Vietnam is paradise for coeliacs as almost everything is made from rice! If you haven’t tried Vietnamese food before, you are in for a treat.
I have been a coeliac since birth so have to keep to a strict gluten-free diet. Vietnam was one of the best countries I have visited to find naturally gluten-free dishes. Even the spring rolls are made from rice paper!
But, as always, better safe than sorry, so check with the chef first before ordering any of these dishes as recipes vary and it’s always best to alert them to a food intolerance.
Here are some of the delicious meals that I tried while travelling around Vietnam.
Gỏi Cuốn (Spring Rolls) – main picture
Fresh spring (or summer) rolls contain vermicelli noodles, shrimp or chicken, mouth-watering herbs and lettuce. Served cold with a thin honey sauce, they make a great appetiser or lunch.
In Vietnam, unlike a lot of South-East Asian countries, fried spring rolls are made from rice paper and are therefore a safe(-ish) option for coeliacs.

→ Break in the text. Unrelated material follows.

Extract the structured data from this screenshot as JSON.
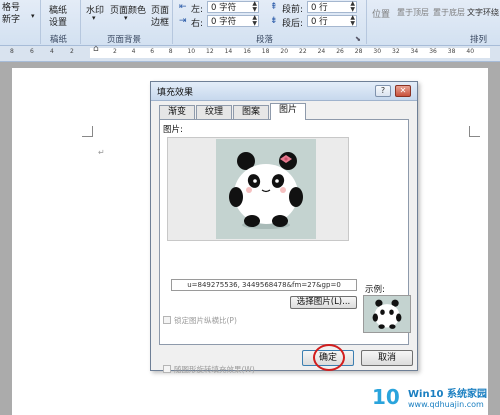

Of course, you can’t prevent cross contamination from the fryer so proceed with caution. Fresh spring rolls (which aren’t fried) are a safer option.
Phô Bo or Phô Ga
Slivers of beef (bo) or chicken (ga) and rice noodles nestle in a large bowl of broth, flavoured with chilli, fresh coriander, mint and spring onions. Phô is the ultimate comfort food and can be found all over Hanoi. It is also pretty cheap and filling, making it ideal for travellers on a budget.
Traditionally, phô is a breakfast dish and although you can usually find it still being served at dinner time in tourist areas, it’s better to eat it earlier in the day.
Xôi đùi gà nưóʾng
Steamed glutinous rice with grilled chicken thighs. Mine was served with pickled cucumber.
A speciality of Hanoi, but found elsewhere in the country as well, Bun Cha comprises grilled and minced pork served in a flavoursome broth with rice noodles and salad leaves. The broth – a delightful blend of sweet and sour – gently cooks the noodles.
A speciality of Huế. Barbequed pork served on lemongrass skewers and served with rice papers and salad and a peanut sauce. You wrap the pork and salad into a roll and then dip into the peanut sauce.
Bánh Khoai (also called Bánh Xèo)
Rice flour crepe stuffed with shrimp, pork and beansprouts, served with a hoisin-based dipping sauce, lettuce, cucumber and various herbs and salad leaves.
Another speciality of Huế. The crepe is extra crispy due to sugar and carbonated water in the batter.
A similar dish can be found elsewhere – called ‘Country Pancake’. In Hoi An, they serve it with rice paper to roll up the pancakes (and will stand over you until you do it correctly!).
A speciality of Hoi An, in Central Vietnam, these are rice flour dumplings (similar to dim sum) with shrimp and pork.
Chicken rice. As simple as it comes. The rice is boiled in chicken stock to add flavour. Shredded chicken is then placed on top. The result is a little dry and bland but not a bad option for days when you want something plain and simple.
Fried rice and stir fries
You can find fried rice and stir fries on every menu. You can’t always guarantee it won’t contain soy sauce, unless you specify first, but it used less in Vietnam than elsewhere in South-East Asia, and usually just served as an accompaniment. You will find the fried rice and stir fries are quite bland with herbs adding some flavour if you’re lucky.
Around the coastal areas you will find delicious seafood, often cooked on a BBQ in front of you (in some places you can even cook it yourself). There is a relatively low risk of cross-contamination from the barbeque and, served with rice and a bit of salad, it is deliciously gluten-free! Watch out for any sauces. This red snapper came with a delicious passionfruit sauce.
A less spicy version than its Thai counterpart, Vietnamese curry still uses coconut milk and is a relatively safe option for coeliacs. Often served with chillies on the side so you can heat it to your liking.
Bánh ống lá dứa
We found this tasty snack in the night market in Da Lat. Rice, coconut and sugar is steamed and wrapped around salty peanuts for a pleasant sweet and salty combination. The roll is wrapped in rice paper and served warm. At 7,000 VND per roll (23p), they were a bargain!
Cà Phê Trung (Egg Coffee)
So rich and sweet, it may as well be a dessert, egg coffee is a must try. Don’t be put off by the idea of eggs in coffee, it’s nothing like the scrambled eggs curdled in coffee that you might be imagining. Egg yolks are whipped with sugar and condensed milk to make a thick foam which sits on the top of the coffee. The result is a gorgeous drink with a combined sugar and caffeine hit which will sustain you as you pound the city streets. Coconut coffee (made with coconut milk) is also delicious (just don’t think about the calories!).